When climatologist Brian Brentschneider of the University of Alaska-Anchorage looked at the correlation between November weather & December-February, he found this (Weak to Moderate Positive Correlation here, while much better correlation is found in southeastern Canada & north of Hudson Bay):
Conditions will continue to worsen this afternoon to evening & become rough.
The band of heavier snowfall with embedded lake effect band will move over the area with falling temperatures.
Roads will slicken up & become icy to snow-covered, visibility will go down & more blowing & drifting snowfall will occur.
Winds may gust to 30-40 mph at times from the north to north-northeast then north-northwest & single-digit wind chills, follows by -10 to 3 minimum wind chills will move in by tonight.
Current snowfall totals over the area range from a trace in the far south to 0.3" at West Lafayette to 1.5" in parts of Newton & Jasper counties.
1-3" is likely area-wide with some amounts exceeding 3" in our far north, northeast & east by Tuesday morning.
8-16 lows tonight will be accompanied by gusty winds will will drop that wind chill to -10 to 3.
Tuesday looks like a record cold day with highs only 19-25.
Tuesday night looks near/record cold with lows of 7-13, but there will be a lack of wind.
If not for a light southwest wind commencing late, it would get even colder, given the snow pack.

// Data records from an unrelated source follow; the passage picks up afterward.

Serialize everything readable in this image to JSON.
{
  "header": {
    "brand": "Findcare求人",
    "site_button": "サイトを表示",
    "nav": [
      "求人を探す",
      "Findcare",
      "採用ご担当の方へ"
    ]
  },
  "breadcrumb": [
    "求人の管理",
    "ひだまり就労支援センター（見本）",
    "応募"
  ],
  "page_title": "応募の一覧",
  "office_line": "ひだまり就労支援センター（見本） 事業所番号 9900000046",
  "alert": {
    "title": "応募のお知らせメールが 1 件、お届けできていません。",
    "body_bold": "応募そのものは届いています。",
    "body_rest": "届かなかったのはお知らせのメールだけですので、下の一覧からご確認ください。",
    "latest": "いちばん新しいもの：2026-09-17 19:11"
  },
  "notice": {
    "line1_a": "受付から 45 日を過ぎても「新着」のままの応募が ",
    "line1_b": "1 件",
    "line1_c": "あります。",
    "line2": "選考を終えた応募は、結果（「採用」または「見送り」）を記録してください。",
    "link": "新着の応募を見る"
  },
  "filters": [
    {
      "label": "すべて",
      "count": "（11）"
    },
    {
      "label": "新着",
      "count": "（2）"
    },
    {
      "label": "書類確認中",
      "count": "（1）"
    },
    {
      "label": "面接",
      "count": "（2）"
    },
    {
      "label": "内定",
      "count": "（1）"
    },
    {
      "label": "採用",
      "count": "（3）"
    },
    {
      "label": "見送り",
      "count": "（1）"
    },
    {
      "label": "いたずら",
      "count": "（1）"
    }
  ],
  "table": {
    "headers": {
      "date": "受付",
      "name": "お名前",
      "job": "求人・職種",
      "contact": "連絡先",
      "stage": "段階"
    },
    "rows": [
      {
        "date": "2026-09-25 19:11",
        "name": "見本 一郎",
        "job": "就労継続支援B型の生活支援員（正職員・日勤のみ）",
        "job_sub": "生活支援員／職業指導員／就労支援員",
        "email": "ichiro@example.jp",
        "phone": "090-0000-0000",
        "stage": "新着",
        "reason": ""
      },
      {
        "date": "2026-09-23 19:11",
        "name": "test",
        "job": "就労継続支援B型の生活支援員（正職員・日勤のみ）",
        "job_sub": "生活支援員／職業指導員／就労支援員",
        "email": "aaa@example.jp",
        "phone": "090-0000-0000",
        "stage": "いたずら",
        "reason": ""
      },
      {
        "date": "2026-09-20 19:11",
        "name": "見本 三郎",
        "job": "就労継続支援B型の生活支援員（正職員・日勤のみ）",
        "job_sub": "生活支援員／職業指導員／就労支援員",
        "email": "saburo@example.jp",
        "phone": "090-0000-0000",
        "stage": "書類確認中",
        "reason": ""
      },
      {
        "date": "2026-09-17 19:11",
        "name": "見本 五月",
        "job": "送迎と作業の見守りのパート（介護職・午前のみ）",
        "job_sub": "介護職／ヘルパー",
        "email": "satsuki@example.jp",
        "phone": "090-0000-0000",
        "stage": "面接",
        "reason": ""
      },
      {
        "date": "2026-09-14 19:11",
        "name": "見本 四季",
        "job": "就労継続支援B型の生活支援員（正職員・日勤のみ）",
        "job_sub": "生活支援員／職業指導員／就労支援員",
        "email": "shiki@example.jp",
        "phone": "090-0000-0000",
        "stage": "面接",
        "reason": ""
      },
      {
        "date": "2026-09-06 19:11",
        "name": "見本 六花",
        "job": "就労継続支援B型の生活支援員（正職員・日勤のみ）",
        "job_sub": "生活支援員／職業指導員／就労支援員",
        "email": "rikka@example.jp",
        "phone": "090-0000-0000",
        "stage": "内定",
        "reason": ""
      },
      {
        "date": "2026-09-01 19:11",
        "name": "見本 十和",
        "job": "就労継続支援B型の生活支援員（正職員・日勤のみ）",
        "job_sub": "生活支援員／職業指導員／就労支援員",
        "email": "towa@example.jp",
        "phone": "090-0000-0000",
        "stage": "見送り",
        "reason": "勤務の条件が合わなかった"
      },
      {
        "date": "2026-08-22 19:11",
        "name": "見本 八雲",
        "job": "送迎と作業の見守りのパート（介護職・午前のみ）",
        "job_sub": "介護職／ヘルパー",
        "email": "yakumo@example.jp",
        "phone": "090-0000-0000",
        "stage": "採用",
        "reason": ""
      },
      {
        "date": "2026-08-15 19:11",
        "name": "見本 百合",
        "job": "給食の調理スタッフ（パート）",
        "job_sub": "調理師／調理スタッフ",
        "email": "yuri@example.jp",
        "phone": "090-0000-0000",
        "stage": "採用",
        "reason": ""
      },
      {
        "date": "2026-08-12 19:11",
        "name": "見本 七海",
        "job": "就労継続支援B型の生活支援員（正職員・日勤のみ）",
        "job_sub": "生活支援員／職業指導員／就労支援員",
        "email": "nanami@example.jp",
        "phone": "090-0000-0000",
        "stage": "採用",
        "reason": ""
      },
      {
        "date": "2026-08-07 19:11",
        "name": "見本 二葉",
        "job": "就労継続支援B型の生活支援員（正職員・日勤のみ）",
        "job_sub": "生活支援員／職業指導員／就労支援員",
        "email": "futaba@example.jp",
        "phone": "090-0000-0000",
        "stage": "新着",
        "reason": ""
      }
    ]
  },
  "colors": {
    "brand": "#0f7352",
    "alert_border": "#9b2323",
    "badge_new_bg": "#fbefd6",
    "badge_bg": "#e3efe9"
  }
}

A wave or two of snow snow showers will pass late Wednesday evening-night with less than 1" of accumulation in places.
Highs should reach 31-36 with strong southwest wind with 20s Wednesday night.